%%

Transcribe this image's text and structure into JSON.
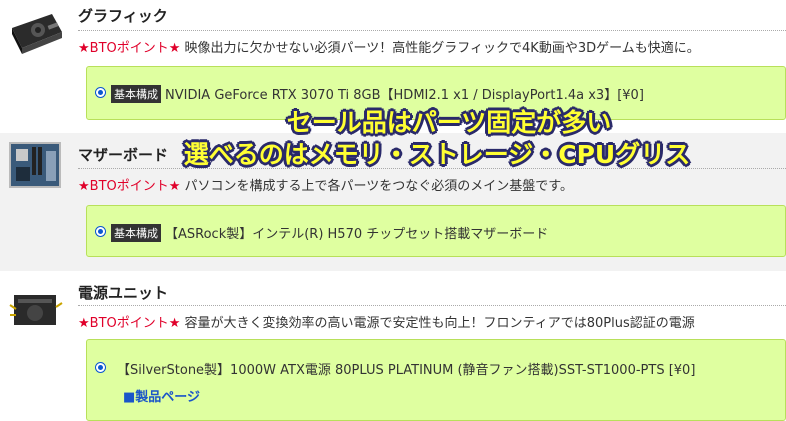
{
  "sections": {
    "graphic": {
      "heading": "グラフィック",
      "bto_tag": "★BTOポイント★",
      "description": "映像出力に欠かせない必須パーツ！高性能グラフィックで4K動画や3Dゲームも快適に。",
      "option": {
        "badge": "基本構成",
        "text": "NVIDIA GeForce RTX 3070 Ti 8GB【HDMI2.1 x1 / DisplayPort1.4a x3】[¥0]",
        "selected": true
      }
    },
    "motherboard": {
      "heading": "マザーボード",
      "bto_tag": "★BTOポイント★",
      "description": "パソコンを構成する上で各パーツをつなぐ必須のメイン基盤です。",
      "option": {
        "badge": "基本構成",
        "text": "【ASRock製】インテル(R) H570 チップセット搭載マザーボード",
        "selected": true
      }
    },
    "psu": {
      "heading": "電源ユニット",
      "bto_tag": "★BTOポイント★",
      "description": "容量が大きく変換効率の高い電源で安定性も向上！フロンティアでは80Plus認証の電源",
      "option": {
        "text": "【SilverStone製】1000W ATX電源 80PLUS PLATINUM (静音ファン搭載)SST-ST1000-PTS [¥0]",
        "selected": true,
        "product_link": "■製品ページ"
      }
    }
  },
  "overlay": {
    "line1": "セール品はパーツ固定が多い",
    "line2": "選べるのはメモリ・ストレージ・CPUグリス"
  },
  "colors": {
    "option_bg": "#dfffa0",
    "bto_red": "#e0002a",
    "link_blue": "#1a55c9",
    "overlay_yellow": "#ffff33"
  },
  "icons": {
    "graphic": "graphics-card-icon",
    "motherboard": "motherboard-icon",
    "psu": "power-supply-icon"
  }
}
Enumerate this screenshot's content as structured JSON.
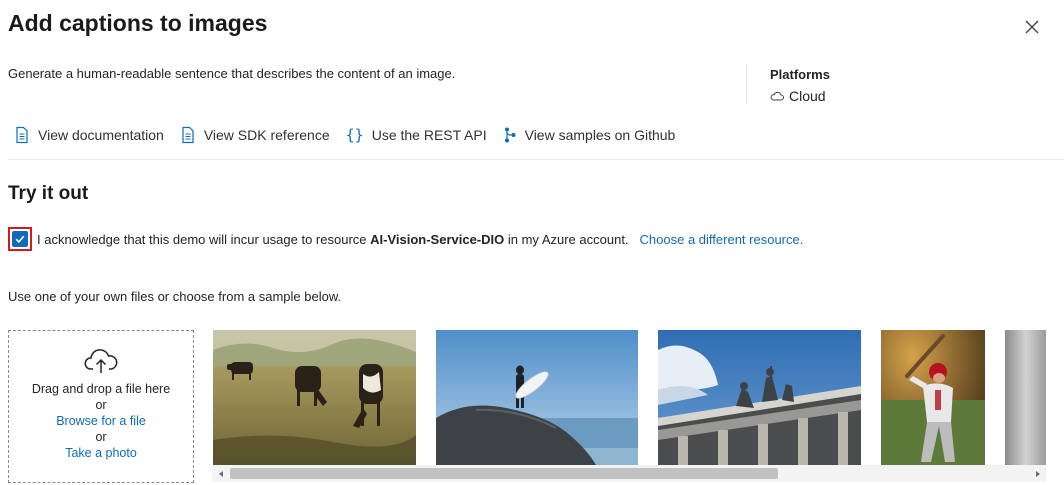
{
  "header": {
    "title": "Add captions to images",
    "close_icon": "close-icon"
  },
  "description": "Generate a human-readable sentence that describes the content of an image.",
  "platforms": {
    "heading": "Platforms",
    "value": "Cloud",
    "icon": "cloud-icon"
  },
  "links": [
    {
      "label": "View documentation",
      "icon": "document-icon"
    },
    {
      "label": "View SDK reference",
      "icon": "document-icon"
    },
    {
      "label": "Use the REST API",
      "icon": "curly-braces-icon"
    },
    {
      "label": "View samples on Github",
      "icon": "branch-icon"
    }
  ],
  "try_it": {
    "title": "Try it out",
    "checkbox_checked": true,
    "ack_prefix": "I acknowledge that this demo will incur usage to resource ",
    "ack_resource": "AI-Vision-Service-DIO",
    "ack_suffix": " in my Azure account.",
    "change_link": "Choose a different resource.",
    "hint": "Use one of your own files or choose from a sample below."
  },
  "dropzone": {
    "icon": "cloud-upload-icon",
    "line1": "Drag and drop a file here",
    "or1": "or",
    "browse": "Browse for a file",
    "or2": "or",
    "photo": "Take a photo"
  },
  "samples": [
    {
      "name": "cows-grazing-image"
    },
    {
      "name": "surfer-on-rock-image"
    },
    {
      "name": "building-statues-image"
    },
    {
      "name": "baseball-batter-image"
    },
    {
      "name": "gray-partial-image"
    }
  ],
  "colors": {
    "accent": "#0f6cbd",
    "highlight_border": "#d11a1a"
  }
}
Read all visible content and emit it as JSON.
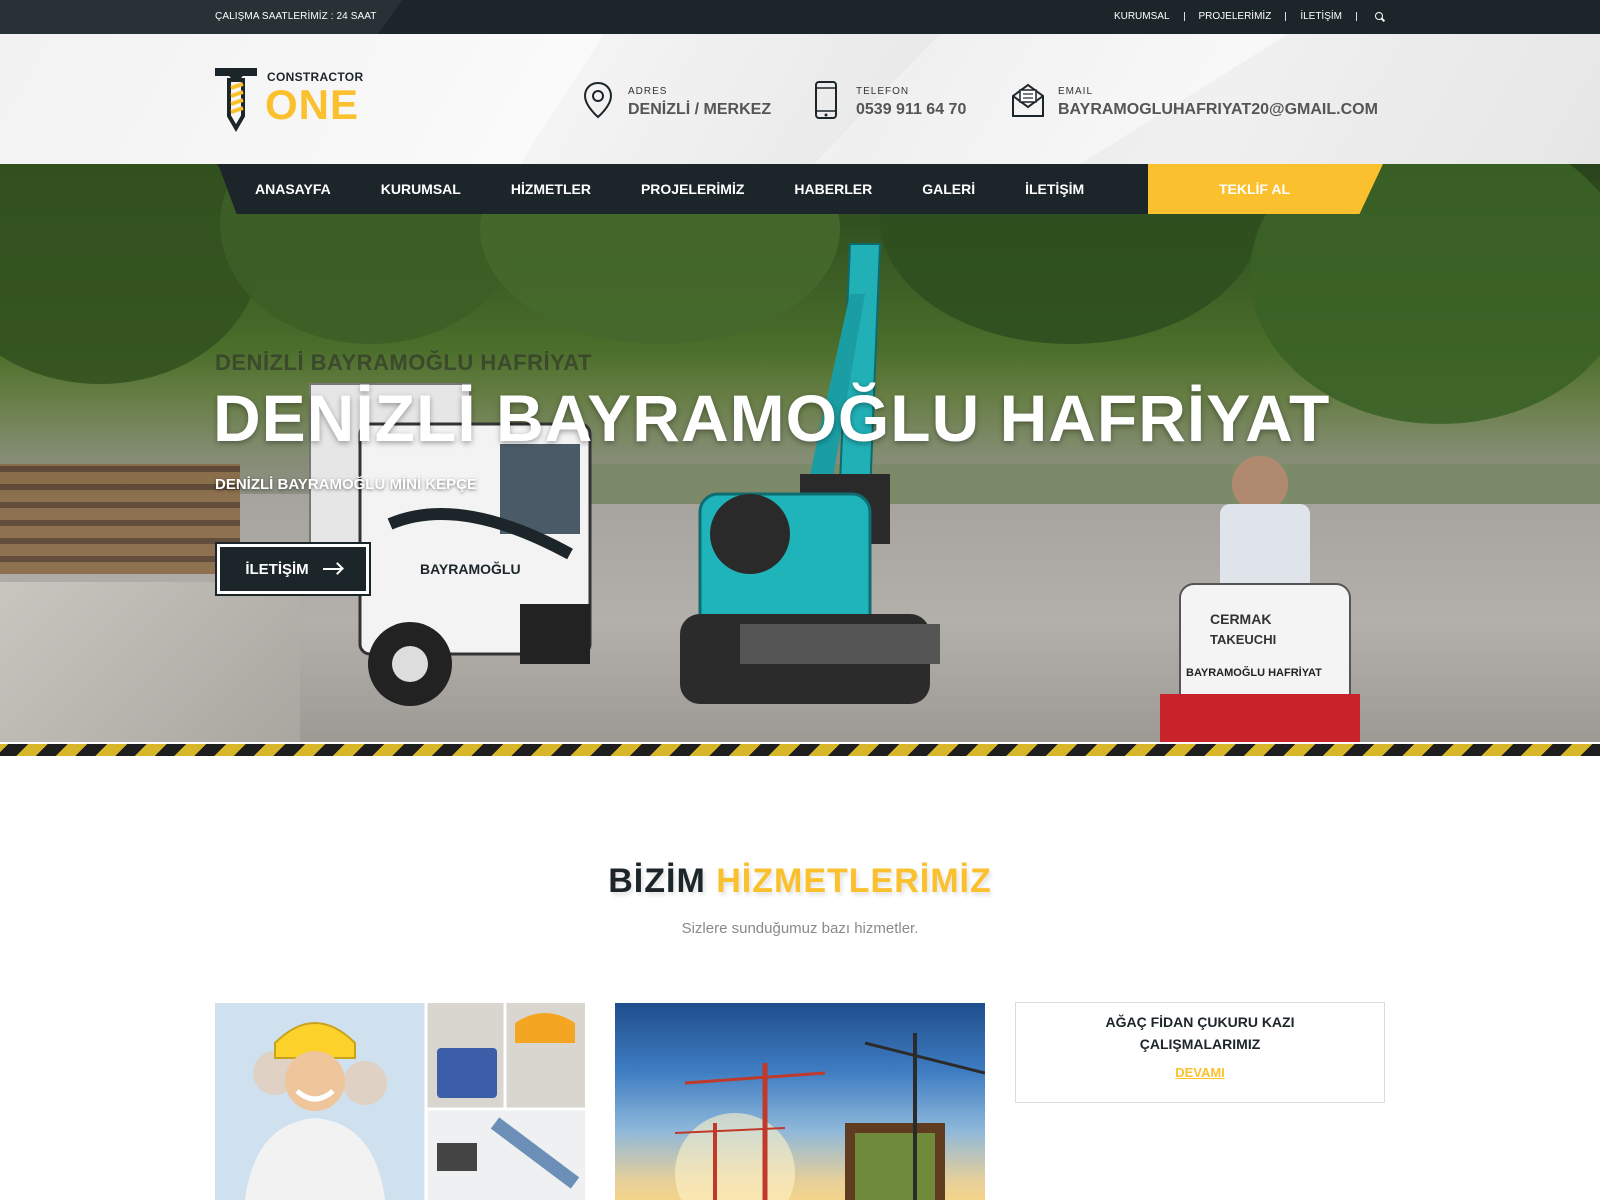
{
  "topbar": {
    "hours": "ÇALIŞMA SAATLERİMİZ : 24 SAAT",
    "links": [
      "KURUMSAL",
      "PROJELERİMİZ",
      "İLETİŞİM"
    ]
  },
  "logo": {
    "small": "CONSTRACTOR",
    "big": "ONE"
  },
  "contacts": {
    "address": {
      "label": "ADRES",
      "value": "DENİZLİ / MERKEZ"
    },
    "phone": {
      "label": "TELEFON",
      "value": "0539 911 64 70"
    },
    "email": {
      "label": "EMAIL",
      "value": "BAYRAMOGLUHAFRIYAT20@GMAIL.COM"
    }
  },
  "nav": {
    "items": [
      "ANASAYFA",
      "KURUMSAL",
      "HİZMETLER",
      "PROJELERİMİZ",
      "HABERLER",
      "GALERİ",
      "İLETİŞİM"
    ],
    "quote": "TEKLİF AL"
  },
  "hero": {
    "ghost_title": "DENİZLİ BAYRAMOĞLU HAFRİYAT",
    "title": "DENİZLİ BAYRAMOĞLU HAFRİYAT",
    "subtitle": "DENİZLİ BAYRAMOĞLU MİNİ KEPÇE",
    "cta": "İLETİŞİM",
    "image_labels": {
      "mini_brand": "CERMAK",
      "mini_model": "TAKEUCHI",
      "mini_owner": "BAYRAMOĞLU HAFRİYAT",
      "truck_owner": "BAYRAMOĞLU"
    }
  },
  "services": {
    "title_dark": "BİZİM",
    "title_accent": "HİZMETLERİMİZ",
    "subtitle": "Sizlere sunduğumuz bazı hizmetler.",
    "card3": {
      "title": "AĞAÇ FİDAN ÇUKURU KAZI ÇALIŞMALARIMIZ",
      "more": "DEVAMI"
    }
  },
  "colors": {
    "dark": "#1c2529",
    "accent": "#fbc02d",
    "muted": "#8a8a8a"
  }
}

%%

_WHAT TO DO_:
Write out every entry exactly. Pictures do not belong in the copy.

_EXERCISE RESPONSE_:
Transcribe this image's text and structure into JSON.
{
  "sections": {
    "graphic": {
      "heading": "グラフィック",
      "bto_tag": "★BTOポイント★",
      "description": "映像出力に欠かせない必須パーツ！高性能グラフィックで4K動画や3Dゲームも快適に。",
      "option": {
        "badge": "基本構成",
        "text": "NVIDIA GeForce RTX 3070 Ti 8GB【HDMI2.1 x1 / DisplayPort1.4a x3】[¥0]",
        "selected": true
      }
    },
    "motherboard": {
      "heading": "マザーボード",
      "bto_tag": "★BTOポイント★",
      "description": "パソコンを構成する上で各パーツをつなぐ必須のメイン基盤です。",
      "option": {
        "badge": "基本構成",
        "text": "【ASRock製】インテル(R) H570 チップセット搭載マザーボード",
        "selected": true
      }
    },
    "psu": {
      "heading": "電源ユニット",
      "bto_tag": "★BTOポイント★",
      "description": "容量が大きく変換効率の高い電源で安定性も向上！フロンティアでは80Plus認証の電源",
      "option": {
        "text": "【SilverStone製】1000W ATX電源 80PLUS PLATINUM (静音ファン搭載)SST-ST1000-PTS [¥0]",
        "selected": true,
        "product_link": "■製品ページ"
      }
    }
  },
  "overlay": {
    "line1": "セール品はパーツ固定が多い",
    "line2": "選べるのはメモリ・ストレージ・CPUグリス"
  },
  "colors": {
    "option_bg": "#dfffa0",
    "bto_red": "#e0002a",
    "link_blue": "#1a55c9",
    "overlay_yellow": "#ffff33"
  },
  "icons": {
    "graphic": "graphics-card-icon",
    "motherboard": "motherboard-icon",
    "psu": "power-supply-icon"
  }
}
Enumerate this screenshot's content as structured JSON.
{
  "header": {
    "title": "Add captions to images",
    "close_icon": "close-icon"
  },
  "description": "Generate a human-readable sentence that describes the content of an image.",
  "platforms": {
    "heading": "Platforms",
    "value": "Cloud",
    "icon": "cloud-icon"
  },
  "links": [
    {
      "label": "View documentation",
      "icon": "document-icon"
    },
    {
      "label": "View SDK reference",
      "icon": "document-icon"
    },
    {
      "label": "Use the REST API",
      "icon": "curly-braces-icon"
    },
    {
      "label": "View samples on Github",
      "icon": "branch-icon"
    }
  ],
  "try_it": {
    "title": "Try it out",
    "checkbox_checked": true,
    "ack_prefix": "I acknowledge that this demo will incur usage to resource ",
    "ack_resource": "AI-Vision-Service-DIO",
    "ack_suffix": " in my Azure account.",
    "change_link": "Choose a different resource.",
    "hint": "Use one of your own files or choose from a sample below."
  },
  "dropzone": {
    "icon": "cloud-upload-icon",
    "line1": "Drag and drop a file here",
    "or1": "or",
    "browse": "Browse for a file",
    "or2": "or",
    "photo": "Take a photo"
  },
  "samples": [
    {
      "name": "cows-grazing-image"
    },
    {
      "name": "surfer-on-rock-image"
    },
    {
      "name": "building-statues-image"
    },
    {
      "name": "baseball-batter-image"
    },
    {
      "name": "gray-partial-image"
    }
  ],
  "colors": {
    "accent": "#0f6cbd",
    "highlight_border": "#d11a1a"
  }
}
Read all visible content and emit it as JSON.
{
  "topbar": {
    "hours": "ÇALIŞMA SAATLERİMİZ : 24 SAAT",
    "links": [
      "KURUMSAL",
      "PROJELERİMİZ",
      "İLETİŞİM"
    ]
  },
  "logo": {
    "small": "CONSTRACTOR",
    "big": "ONE"
  },
  "contacts": {
    "address": {
      "label": "ADRES",
      "value": "DENİZLİ / MERKEZ"
    },
    "phone": {
      "label": "TELEFON",
      "value": "0539 911 64 70"
    },
    "email": {
      "label": "EMAIL",
      "value": "BAYRAMOGLUHAFRIYAT20@GMAIL.COM"
    }
  },
  "nav": {
    "items": [
      "ANASAYFA",
      "KURUMSAL",
      "HİZMETLER",
      "PROJELERİMİZ",
      "HABERLER",
      "GALERİ",
      "İLETİŞİM"
    ],
    "quote": "TEKLİF AL"
  },
  "hero": {
    "ghost_title": "DENİZLİ BAYRAMOĞLU HAFRİYAT",
    "title": "DENİZLİ BAYRAMOĞLU HAFRİYAT",
    "subtitle": "DENİZLİ BAYRAMOĞLU MİNİ KEPÇE",
    "cta": "İLETİŞİM",
    "image_labels": {
      "mini_brand": "CERMAK",
      "mini_model": "TAKEUCHI",
      "mini_owner": "BAYRAMOĞLU HAFRİYAT",
      "truck_owner": "BAYRAMOĞLU"
    }
  },
  "services": {
    "title_dark": "BİZİM",
    "title_accent": "HİZMETLERİMİZ",
    "subtitle": "Sizlere sunduğumuz bazı hizmetler.",
    "card3": {
      "title": "AĞAÇ FİDAN ÇUKURU KAZI ÇALIŞMALARIMIZ",
      "more": "DEVAMI"
    }
  },
  "colors": {
    "dark": "#1c2529",
    "accent": "#fbc02d",
    "muted": "#8a8a8a"
  }
}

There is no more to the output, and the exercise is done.